As Rodman explained, it was just another day in the life of “The Worm,” which Jackson and the Bulls seemingly grew accustomed to.
“I wasn’t trying to do anything. I was just trying to play basketball, party, blah blah blah. Just be me, Dennis,” Rodman said. “I just think that Phil realized that I need to always do me. Just go do what I do. Like after a playoff game, I went to go wrestle. If I did this, I go over here. If I do that, I gotta go do this.

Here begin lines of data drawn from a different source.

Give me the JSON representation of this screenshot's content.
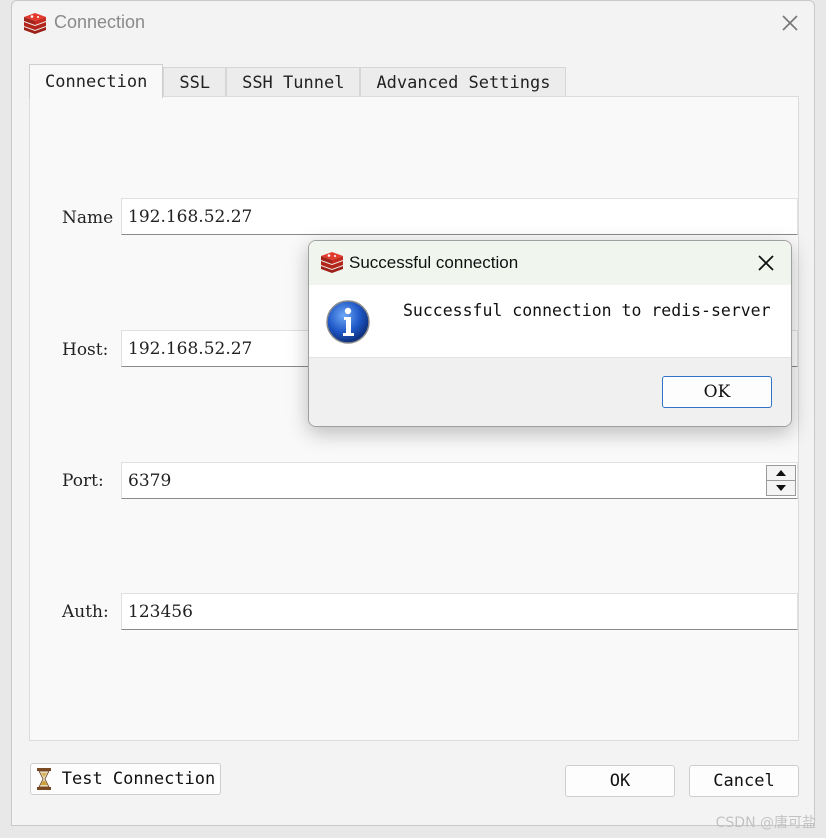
{
  "window": {
    "title": "Connection"
  },
  "tabs": [
    {
      "label": "Connection",
      "active": true
    },
    {
      "label": "SSL",
      "active": false
    },
    {
      "label": "SSH Tunnel",
      "active": false
    },
    {
      "label": "Advanced Settings",
      "active": false
    }
  ],
  "form": {
    "name_label": "Name",
    "name_value": "192.168.52.27",
    "host_label": "Host:",
    "host_value": "192.168.52.27",
    "port_label": "Port:",
    "port_value": "6379",
    "auth_label": "Auth:",
    "auth_value": "123456"
  },
  "buttons": {
    "test_connection": "Test Connection",
    "ok": "OK",
    "cancel": "Cancel"
  },
  "dialog": {
    "title": "Successful connection",
    "message": "Successful connection to redis-server",
    "ok": "OK"
  },
  "watermark": "CSDN @唐可盐",
  "colors": {
    "redis_red": "#d82c20",
    "info_blue": "#1f58c7",
    "dialog_ok_border": "#2f74c7"
  }
}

They’re gonna get 100 percent when I’m on that court.”
Toughing It Out
Scottie Pippen probably shouldn’t have taken the floor in the deciding game of the 1998 Finals.
The star forward was dealing with immense back pain leading up to the contest, and it only grew worse once the ball was tipped.

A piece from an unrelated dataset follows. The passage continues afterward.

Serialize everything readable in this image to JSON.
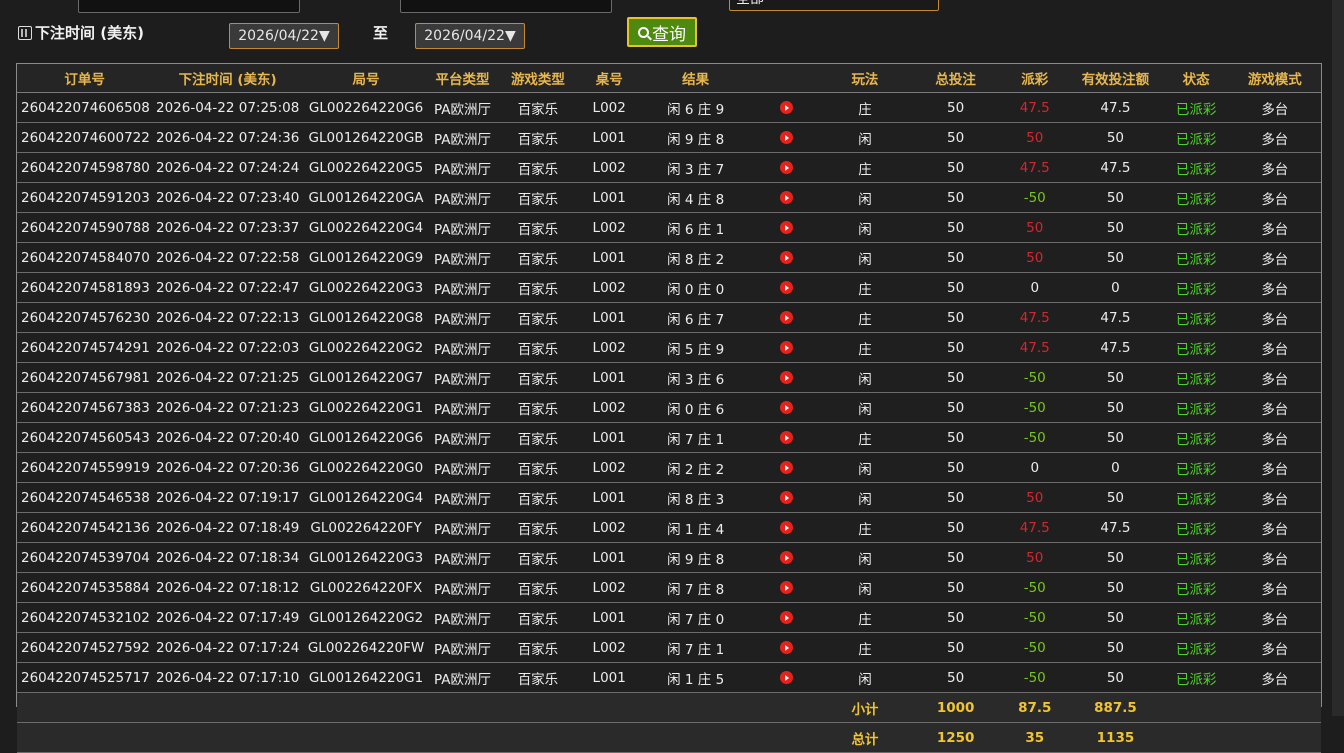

“I started the game and the first play of the game I went for a dunk and it jammed my back,” Pippen said. “I was done after that. Like, I’m telling MJ I can’t go no more. Like, dude, I’m done.”
From there, Pippen worked with trainers throughout the game in order to play in spurts. As Jordan explained to his wingman, Pippen’s presence alone made an impact for Chicago.

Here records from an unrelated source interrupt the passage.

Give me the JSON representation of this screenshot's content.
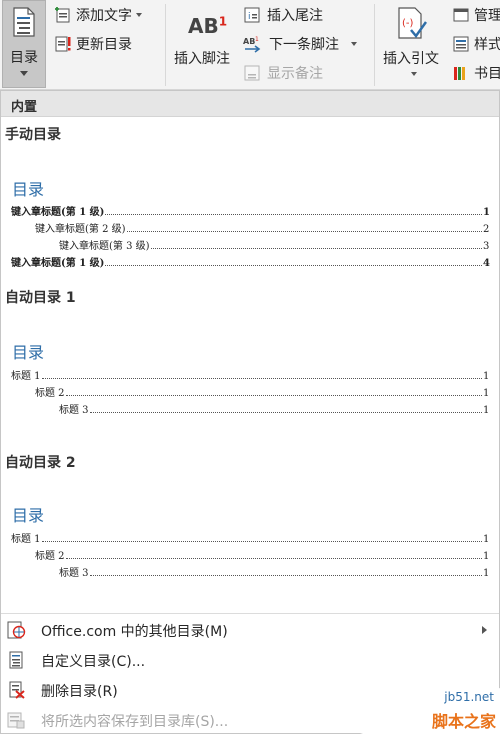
{
  "ribbon": {
    "toc_button": {
      "label": "目录",
      "icon": "toc-document-icon"
    },
    "add_text": {
      "label": "添加文字",
      "icon": "add-text-icon"
    },
    "update_toc": {
      "label": "更新目录",
      "icon": "update-toc-icon"
    },
    "insert_footnote": {
      "label": "插入脚注",
      "icon_text": "AB",
      "icon_sup": "1"
    },
    "insert_endnote": {
      "label": "插入尾注",
      "icon": "endnote-icon"
    },
    "next_footnote": {
      "label": "下一条脚注",
      "icon": "next-footnote-icon"
    },
    "show_notes": {
      "label": "显示备注",
      "icon": "show-notes-icon"
    },
    "insert_citation": {
      "label": "插入引文",
      "icon": "citation-icon"
    },
    "manage": {
      "label": "管理",
      "icon": "manage-sources-icon"
    },
    "style": {
      "label": "样式",
      "icon": "style-icon"
    },
    "bibliography": {
      "label": "书目",
      "icon": "bibliography-icon"
    }
  },
  "panel": {
    "section_header": "内置",
    "galleries": [
      {
        "title": "手动目录",
        "heading": "目录",
        "entries": [
          {
            "text": "键入章标题(第 1 级)",
            "page": "1",
            "level": 1,
            "bold": true
          },
          {
            "text": "键入章标题(第 2 级)",
            "page": "2",
            "level": 2,
            "bold": false
          },
          {
            "text": "键入章标题(第 3 级)",
            "page": "3",
            "level": 3,
            "bold": false
          },
          {
            "text": "键入章标题(第 1 级)",
            "page": "4",
            "level": 1,
            "bold": true
          }
        ]
      },
      {
        "title": "自动目录 1",
        "heading": "目录",
        "entries": [
          {
            "text": "标题 1",
            "page": "1",
            "level": 1,
            "bold": false
          },
          {
            "text": "标题 2",
            "page": "1",
            "level": 2,
            "bold": false
          },
          {
            "text": "标题 3",
            "page": "1",
            "level": 3,
            "bold": false
          }
        ]
      },
      {
        "title": "自动目录 2",
        "heading": "目录",
        "entries": [
          {
            "text": "标题 1",
            "page": "1",
            "level": 1,
            "bold": false
          },
          {
            "text": "标题 2",
            "page": "1",
            "level": 2,
            "bold": false
          },
          {
            "text": "标题 3",
            "page": "1",
            "level": 3,
            "bold": false
          }
        ]
      }
    ],
    "menu": [
      {
        "label": "Office.com 中的其他目录(M)",
        "icon": "office-globe-icon",
        "submenu": true,
        "disabled": false
      },
      {
        "label": "自定义目录(C)...",
        "icon": "custom-toc-icon",
        "submenu": false,
        "disabled": false
      },
      {
        "label": "删除目录(R)",
        "icon": "remove-toc-icon",
        "submenu": false,
        "disabled": false
      },
      {
        "label": "将所选内容保存到目录库(S)...",
        "icon": "save-to-gallery-icon",
        "submenu": false,
        "disabled": true
      }
    ]
  },
  "watermark": {
    "site": "jb51.net",
    "brand": "脚本之家"
  },
  "colors": {
    "accent_blue": "#2f6ea8",
    "ribbon_bg": "#f3f3f3",
    "section_bg": "#e6e6e6"
  }
}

“I was a decoy that whole game, but they didn’t know it,” Pippen said. “Michael said, ‘Just stay out here and do what you can do. You’re better being out here than in the locker room.’ So I gutted myself through that game.”
Pippen finished the game with eight points over 26 minutes. The Bulls’ team trainer, Chip Schaefer, was taken aback by the swingman’s resiliency.
“Anyone that would have a notion that Scottie Pippen was a soft player is patently absurd,” Schafer said. “He’s as tough a player and intense of a competitor as anybody that I’ve worked with. What he did in Game 6 was extraordinary. I know so many players that would have tapped out without hesitation in that situation. He was gonna throw it out there and finish it no matter what.”
What Could Have Been
To this day, Jordan still is unsure why the 1997-98 season had to be the last dance for those Bulls.
In fact, MJ believes Chicago would have been able to get the band back together had the front office swallowed its pride and put the rebuild on hold.
“They could have nixed all of it at the beginning of ’98,” Jordan said. “Why say that statement at the beginning of ’98? If you ask all the guys who won in ’98 — Steve Kerr, Jud Buechler, blah, blah, blah — ‘We give you one-year contracts to try for a seventh.’ You think they would have signed? Yes. They would have signed. Would I have signed for one year? Yes, I would have signed for one year. I’d been signing one-year contracts up to that. Would Phil have done it? Yes. Now, Pip, you would have had to do some convincing, but if Phil was gonna be there, if Dennis was gonna be there, if MJ was gonna be there to win our seventh, Pip is not gonna miss out on that.”
“It’s maddening because I felt like we could’ve won seven. I really believe that. We may not have, but, man, just not to be able to try, that’s just something I can’t accept for whatever reason. I just can’t accept it.”